## Exercise prompt
Each record listed below is to be output exactly as written.

--

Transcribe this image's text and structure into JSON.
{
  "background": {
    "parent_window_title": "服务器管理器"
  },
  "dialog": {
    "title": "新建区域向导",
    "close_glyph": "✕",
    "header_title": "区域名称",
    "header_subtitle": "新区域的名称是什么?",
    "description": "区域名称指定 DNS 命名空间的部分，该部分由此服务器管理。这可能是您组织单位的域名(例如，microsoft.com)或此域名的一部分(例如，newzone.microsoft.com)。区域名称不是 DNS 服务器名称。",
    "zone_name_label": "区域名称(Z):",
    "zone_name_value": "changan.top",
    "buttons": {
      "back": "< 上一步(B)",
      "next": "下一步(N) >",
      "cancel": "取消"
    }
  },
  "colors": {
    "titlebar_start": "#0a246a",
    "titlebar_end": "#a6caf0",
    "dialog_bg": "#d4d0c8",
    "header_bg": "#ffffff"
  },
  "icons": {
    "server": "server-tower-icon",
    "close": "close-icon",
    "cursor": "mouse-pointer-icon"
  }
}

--

## Output of the exercise
Transcribe this image's text and structure into JSON.
{
  "background": {
    "parent_window_title": "服务器管理器"
  },
  "dialog": {
    "title": "新建区域向导",
    "close_glyph": "✕",
    "header_title": "区域名称",
    "header_subtitle": "新区域的名称是什么?",
    "description": "区域名称指定 DNS 命名空间的部分，该部分由此服务器管理。这可能是您组织单位的域名(例如，microsoft.com)或此域名的一部分(例如，newzone.microsoft.com)。区域名称不是 DNS 服务器名称。",
    "zone_name_label": "区域名称(Z):",
    "zone_name_value": "changan.top",
    "buttons": {
      "back": "< 上一步(B)",
      "next": "下一步(N) >",
      "cancel": "取消"
    }
  },
  "colors": {
    "titlebar_start": "#0a246a",
    "titlebar_end": "#a6caf0",
    "dialog_bg": "#d4d0c8",
    "header_bg": "#ffffff"
  },
  "icons": {
    "server": "server-tower-icon",
    "close": "close-icon",
    "cursor": "mouse-pointer-icon"
  }
}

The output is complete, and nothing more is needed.